"I don't remember much about the interview. I was met by Peter Paul, who brought me into his office. We talked about the terms and conditions of an employee contract for a year, with renewable options. Then Stan came in, and he started explaining what they'd want to do on the creative side.
"Listening to Stan is like watching a blacksmith grind metal - hundreds of sparks every second get tossed out, and while most fizzle before they hit the ground, some of them catch fire. He had a boundless enthusiasm and energy, and you could almost see the visions of what he spoke flash in front of your eyes like a strange biological Viewmaster (and if that doesn't date me, nothing will...) toy.
"The deal we'd worked out is that I'd work from my office in Sunnyvale, CA most of the time, but fly down at least once a week (every Tuesday) to participate in meetings and so forth, especially the management staff meetings. During the staff meetings, part of what I'd do is technically validate whether or not some of the proposals were technically workable - and many of them weren't. Every time I'd shoot one of his ideas down in flames, Stan would look at me and say 'Medinnus, you're fired!' Fortunately for me, I'd also make a progress report on the technical side, all of which was coming along nicely, and at the end of my report Stan would say to Peter Paul, 'Peter, that guy is brilliant!
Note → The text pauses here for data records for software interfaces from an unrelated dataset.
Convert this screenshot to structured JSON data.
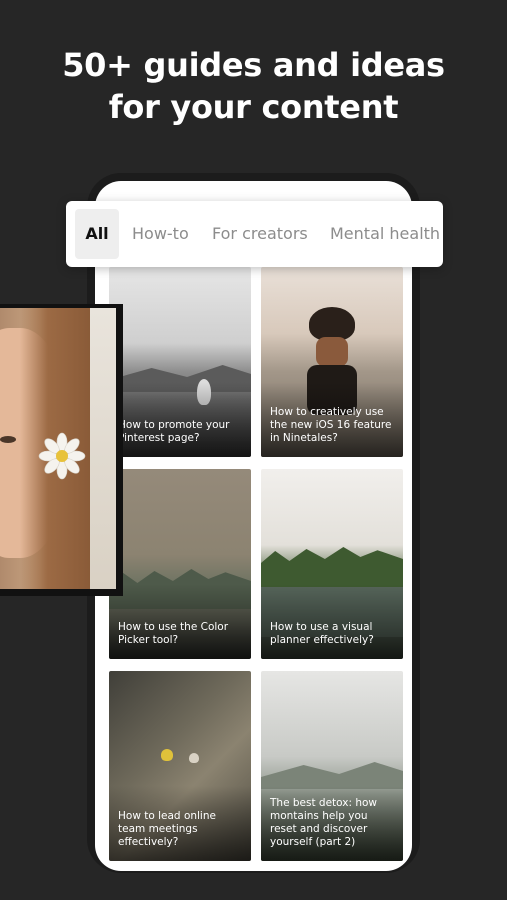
{
  "headline": {
    "line1": "50+ guides and ideas",
    "line2": "for your content"
  },
  "tabs": [
    {
      "label": "All",
      "active": true
    },
    {
      "label": "How-to",
      "active": false
    },
    {
      "label": "For creators",
      "active": false
    },
    {
      "label": "Mental health",
      "active": false
    }
  ],
  "cards": [
    {
      "caption": "How to promote your Pinterest page?"
    },
    {
      "caption": "How to creatively use the new iOS 16 feature in Ninetales?"
    },
    {
      "caption": "How to use the Color Picker tool?"
    },
    {
      "caption": "How to use a visual planner effectively?"
    },
    {
      "caption": "How to lead online team meetings effectively?"
    },
    {
      "caption": "The best detox: how montains help you reset and discover yourself (part 2)"
    }
  ],
  "colors": {
    "background": "#262626",
    "text": "#ffffff",
    "tab_active_bg": "#eeeeee"
  }
}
Hire him!'
"After a few months, after one of those meetings, I went up to Stan and said 'Stan, I don't mind you firing me and re-hiring me every week... but you're playing hell with my senority!'"
More next week. I hope.
This is the cover to "L'Embaumer" by ChrisCross from Les Humanoides. Out in Europe, coming to America...
I was to have interviewed Mr Cross, but sadly he took exception to certain lines of questioning...
Sometimes my rumour mongering can have very unfortunate repercussions for everyone in the comics industry. Take my earlier "One Year Later" rumour concerning Batman. Search for it if you like, I'm not spoiling it in case it still plays out.
Someone else read it and had their own reaction. Ellen Fleischer writes "When I read that, well, the first thing that I thought to myself was 'that has to be one of the dumbest ideas TPTB@DC ever concocted. There is no way they could pull it off!'
"The second thing I thought to myself was 'unless...'
"I've been writing fanfiction for a little over two years, now. This was the first multi-chapter work I tried that didn't fizzle in the middle. It was the first thing I've posted to ff.net to garner more than 50 reviews, overwhelmingly positive. And it's also the first time that I really managed to pull off a fic that gave emphasis to plot, action, and character. (Mostly I do character vignettes.)
"I don't know whether you read fanfiction, but in case you do... I just thought you might like a link to what your posting spawned.
"I honestly don't think I would have dreamed up this story without that post. So thanks!
aka Estherdragonbat (don't ask!)"
I won't, Ellen, I won't...
BATMAN WITH A TEDDY BEAR
Okay, okay, so Obsidian may be officially gay and the Legion may be government stooges and all a dream of Supergirl anyway, but also in this week's DC Comics, Batman is seen with a teddy bear.
There's just so much he can fit in that utility belt isn't there?
LIVE SWIPE FILE
Rob LIefeld, copying from the cover of "X-Men" #1 at WizardWorld LA.
I know, I know, but I just found it funny. Photo by Ben & Albert of The Daily Now.
APPARENTLY, IT'S CALLED FLATTERY
Blood In The Gutters. With a new blog thing by Tripwire editor Joel Meadows. Absolutely no relation to this column.
FLYING FRIAR HITS THE WIRES
Hell, just because Speakeasy died, doesn't mean people can't still write about "Flying Friar"... even if part of a larger article.